It’s been nearly a year since we moved from Suburbia to the City. When I tell people we live downtown, I get some raised eyebrows, lots of questions and a few encouraging comments. It seems so natural that we moved here. But it wasn’t always that way.
It all started when we sent our kids to The Oaks Academy. Many people couldn’t understand why we would send our boys to this school, 40 minutes away, when we had stellar schools in our backyard. True, many families moved to the suburbs because of the schools, but they still weren’t the Oaks. For reasons I do not fully understand myself, I welled up with tears every time I heard of this school in the crime-ridden, economically depressed neighborhood. The simplest way I can explain enrolling our kids at the Oaks is this: God stirred our hearts with such force that there was no way we could ignore it any longer. We were drawn to its mission of offering a Christ-centered, classical education while promoting reconciliation across societal boundaries.
So, for six years, I drove the 40 minutes one way, for one, then two, then three and finally all four of our boys. And the more we developed relationships with the families at school, the more our hearts were burdened for the urban neighborhoods which we drove through each day. Living in the suburbs made it difficult to cultivate the relationships at school. We started feeling like we were living two lives. The life of the suburbanite, comfortable with our large, manicured yards, deluxe automobiles, upscale shopping centers, million dollar homes and competitive sport leagues, and the life of the urbanite, concerned with homeless men and women wandering the streets, independent store owners, sustainable living, and reconciliation among races and cultures.
I believe one of the first decisions we made towards a physical move came when we switched churches. It was heartbreaking to leave our church home of 11 years. The church felt like family. All four of our boys had been dedicated there. We had participated in several ministries and made lifelong, sacred friendships. However, we felt like it was time to have our kids go to a church where they would be with friends from school. While the church wasn’t as far as school, it was still a commitment to be involved since most of the families in our small group lived nearly 30 minutes away from our suburban home.
Little by little, I became more comfortable with the idea of moving closer to our new community of friends and our usual activities. By now, we were fully committed to the school community and mission, and we yearned for a simpler life. My husband’s Multiple Sclerosis was proving a challenge in the upkeep of a large home and yard.
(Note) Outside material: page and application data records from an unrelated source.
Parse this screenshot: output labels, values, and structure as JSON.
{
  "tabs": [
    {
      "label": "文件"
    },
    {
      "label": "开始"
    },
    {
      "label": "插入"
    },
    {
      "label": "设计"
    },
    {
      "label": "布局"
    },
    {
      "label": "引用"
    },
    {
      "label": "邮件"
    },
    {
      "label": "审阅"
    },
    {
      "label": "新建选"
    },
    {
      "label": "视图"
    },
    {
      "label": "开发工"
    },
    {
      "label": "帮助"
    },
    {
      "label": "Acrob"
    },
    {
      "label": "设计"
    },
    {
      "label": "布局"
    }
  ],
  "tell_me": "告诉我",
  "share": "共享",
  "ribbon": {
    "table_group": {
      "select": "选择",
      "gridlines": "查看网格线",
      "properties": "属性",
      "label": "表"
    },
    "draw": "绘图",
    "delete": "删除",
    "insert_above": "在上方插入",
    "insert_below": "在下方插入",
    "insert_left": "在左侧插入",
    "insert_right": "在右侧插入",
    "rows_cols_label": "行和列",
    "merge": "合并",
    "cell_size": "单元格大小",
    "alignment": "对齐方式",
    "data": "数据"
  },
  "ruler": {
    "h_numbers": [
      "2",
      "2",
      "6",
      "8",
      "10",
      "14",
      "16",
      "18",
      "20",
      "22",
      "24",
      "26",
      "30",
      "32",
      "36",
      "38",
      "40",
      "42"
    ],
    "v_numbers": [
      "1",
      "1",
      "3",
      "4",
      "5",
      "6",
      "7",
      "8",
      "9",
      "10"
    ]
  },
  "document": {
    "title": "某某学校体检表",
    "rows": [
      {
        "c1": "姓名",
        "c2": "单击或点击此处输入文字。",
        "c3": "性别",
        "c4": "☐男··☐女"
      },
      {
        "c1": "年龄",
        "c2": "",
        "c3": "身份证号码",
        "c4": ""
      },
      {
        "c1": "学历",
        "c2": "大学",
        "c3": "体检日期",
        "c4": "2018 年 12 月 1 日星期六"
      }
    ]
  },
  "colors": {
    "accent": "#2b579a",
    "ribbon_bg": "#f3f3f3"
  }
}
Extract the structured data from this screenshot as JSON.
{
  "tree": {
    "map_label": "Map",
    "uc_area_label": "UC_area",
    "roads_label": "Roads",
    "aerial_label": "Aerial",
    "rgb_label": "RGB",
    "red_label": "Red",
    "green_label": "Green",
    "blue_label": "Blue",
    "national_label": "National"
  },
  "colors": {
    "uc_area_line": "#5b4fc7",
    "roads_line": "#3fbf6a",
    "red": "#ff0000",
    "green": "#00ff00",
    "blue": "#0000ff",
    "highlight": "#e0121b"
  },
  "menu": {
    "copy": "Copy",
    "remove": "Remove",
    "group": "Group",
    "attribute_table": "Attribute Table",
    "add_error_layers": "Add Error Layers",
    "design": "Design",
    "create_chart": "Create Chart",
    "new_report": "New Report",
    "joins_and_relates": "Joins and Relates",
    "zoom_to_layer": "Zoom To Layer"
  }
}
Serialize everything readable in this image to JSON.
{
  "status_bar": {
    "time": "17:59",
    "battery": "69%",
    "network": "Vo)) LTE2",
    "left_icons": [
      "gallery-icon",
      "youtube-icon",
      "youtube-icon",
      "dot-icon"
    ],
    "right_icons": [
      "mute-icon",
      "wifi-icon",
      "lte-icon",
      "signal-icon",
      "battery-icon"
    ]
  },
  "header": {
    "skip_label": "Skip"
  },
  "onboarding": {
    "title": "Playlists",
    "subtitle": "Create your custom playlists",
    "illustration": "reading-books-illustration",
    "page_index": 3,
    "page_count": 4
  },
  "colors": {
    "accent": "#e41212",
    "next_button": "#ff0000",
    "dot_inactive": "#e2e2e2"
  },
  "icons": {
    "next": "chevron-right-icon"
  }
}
So, together we decided it was time to pursue the idea of moving to the city.
We put our house on the market mid-summer, praying that if God wanted us to move, he would make it clear by selling our house right away. Not an easy task in the market we were experiencing. Within a month, our house sold. Three weeks later, we found our house in the historically protected neighborhood we now call home.
Instead of writing about all the changes, I’ve taken photos to show what I love about living downtown, along with some of the challenges that come with it.
The downtown life has taught us so much in the year we’ve been here. I look forward to discovering more as we make our home here. Whether we are attending the sporting venues nearby, an outdoor festival or a museum, it seems we have only a few minutes drive or walk.
The culture of downtown is a diverse one, making it a vibrant and interesting place to live and play. Here are some more of my favorite places, all within walking or driving distance of my home.
- When we lived in the suburbs, we often had only chain restaurants and coffee shops from which to choose. Living downtown gives us the chance to try many of the independent restaurants and shops within walking distance or a short drive.
- The inside of Tea’s Me, a great place for lunch or to work on my laptop for a couple hours.
- The side porch of our house is one of my favorite places to read or write. It’s also a fun place to share a quick moment with one of my kids before they hop the little railing and join the others for a game of soccer on the side yard.
- This theater is home to Footlite Musicals, which performs several shows throughout the year. It is half a block from our home.
- The courtyard at Harrison Center for the Arts, which is connected to Redeemer Presbyterian Church. HCA houses over 20 artists’ galleries and hosts art shows every first Friday of the month. Each show centers on a theme. The shows are typically family friendly and accessible to everyone. Above, the kids take a break from wandering the gallery and play a pick-up game of football.
The only photo I wish I would have included is one of Mass Ave. This street offers several of my favorite shops, including our neighbor’s stores, Silver in the City, At Home in the City and Nurture. There’s also a Starbucks adjacent to a small park with some fun public art displayed. I’ve spent several dollars and hours with friends at that Starbucks.
I feel blessed and incredibly rich with these experiences and wait in anticipation as God shines light on even more that he has in store for me and my family.